Non-Patent Citations
Reference
1Courier EMT Franz GmbH, Jun. 1979, "EMT266 Transient Limiter with preliminary delay and adaptive preemphasis", pp. 9-11. (and cover).
2 *Courier EMT Franz GmbH, Jun. 1979, EMT266 Transient Limiter with preliminary delay and adaptive preemphasis , pp. 9 11. (and cover).
3G. W. McNally, "Dynamic Range Control of Digital Audio Signals", Journal of the Audio Engineering Society, 32(1984) May, No. 5, New York, pp. 316-327
4 *G. W. McNally, Dynamic Range Control of Digital Audio Signals , Journal of the Audio Engineering Society, 32(1984) May, No. 5, New York, pp. 316 327
5IBM Technical Disclosure Bulletin, vol. 28, No. 10, Mar. 1986, "Edge-Detection Circuit", pp. 4403-4405.
6 *IBM Technical Disclosure Bulletin, vol. 28, No. 10, Mar. 1986, Edge Detection Circuit , pp. 4403 4405.
7K. Beomsup et al., "A 30-MHz Hybrid Analog/Digital Clock Recovery Circuit in 2-um CMOS", IEEE Journal of Solid-State Circuits, 25(1990) Dec., No. 6, New York, pp. 1385-1994.
8 *K. Beomsup et al., A 30 MHz Hybrid Analog/Digital Clock Recovery Circuit in 2 um CMOS , IEEE Journal of Solid State Circuits, 25(1990) Dec., No. 6, New York, pp. 1385 1994.
Referenced by

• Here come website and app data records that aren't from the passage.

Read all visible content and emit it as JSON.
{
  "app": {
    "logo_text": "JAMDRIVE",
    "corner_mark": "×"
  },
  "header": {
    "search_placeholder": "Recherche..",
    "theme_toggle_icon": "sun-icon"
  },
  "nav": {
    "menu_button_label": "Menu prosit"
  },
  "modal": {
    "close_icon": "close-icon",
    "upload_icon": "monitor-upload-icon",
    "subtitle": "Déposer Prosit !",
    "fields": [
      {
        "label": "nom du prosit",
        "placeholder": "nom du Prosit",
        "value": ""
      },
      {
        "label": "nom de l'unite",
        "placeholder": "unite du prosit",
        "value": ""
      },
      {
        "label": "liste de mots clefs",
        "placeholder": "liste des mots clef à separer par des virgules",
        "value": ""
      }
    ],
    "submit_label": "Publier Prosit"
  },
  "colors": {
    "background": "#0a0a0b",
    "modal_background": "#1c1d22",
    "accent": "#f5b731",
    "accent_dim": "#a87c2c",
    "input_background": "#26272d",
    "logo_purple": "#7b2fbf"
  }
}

Citing PatentFiling datePublication dateApplicantTitle
US5760941 *Feb 29, 1996Jun 2, 1998Rice UniversitySystem and method for performing optical code division multiple access communication using bipolar codes
US6175601 *Nov 23, 1998Jan 16, 2001Sigmatel, Inc.Infra-red data processing circuit
US7386066 *Sep 26, 2002Jun 10, 2008Stmicroelectronics SaMethod and device for detecting pulses of an incident pulse signal of the ultra wideband type
US9432126 *Jun 25, 2014Aug 30, 2016Rockwell Collins, Inc.Reconfigurable filter
US20020080456 *Apr 27, 2001Jun 27, 2002Atsushi SudaInput interruption detecting circuit of optical receiver
US20030086511 *Sep 26, 2002May 8, 2003Stmicroelectronics S.A.Method and device for detecting pulses of an incident pulse signal of the ultra wideband type
Classifications
U.S. Classification398/202, 375/362, 398/1
International ClassificationH04L7/033, H03K5/13, H04B10/14, H04B10/28, H04B10/00, H04B10/04, H04L7/027, H04B10/06, H04B10/26, H04L7/00, H04B3/06
Cooperative ClassificationH03K5/13, H04L7/027, H04L7/0041, H04L7/0087
European ClassificationH04L7/00R4, H03K5/13, H04L7/027
Legal Events
DateCodeEventDescription
May 31, 1994ASAssignment
Owner name: KONINKLIJKE PTT NEDERLAND N.V., NETHERLANDS
Free format text: ASSIGNMENT OF ASSIGNORS INTEREST;ASSIGNOR:DE BLOK, CORNELIA MARIA;REEL/FRAME:007021/0837
Effective date: 19940511
Sep 7, 1999FPAYFee payment
Year of fee payment: 4
Sep 2, 2003FPAYFee payment
Year of fee payment: 8
Sep 10, 2007FPAYFee payment
Year of fee payment: 12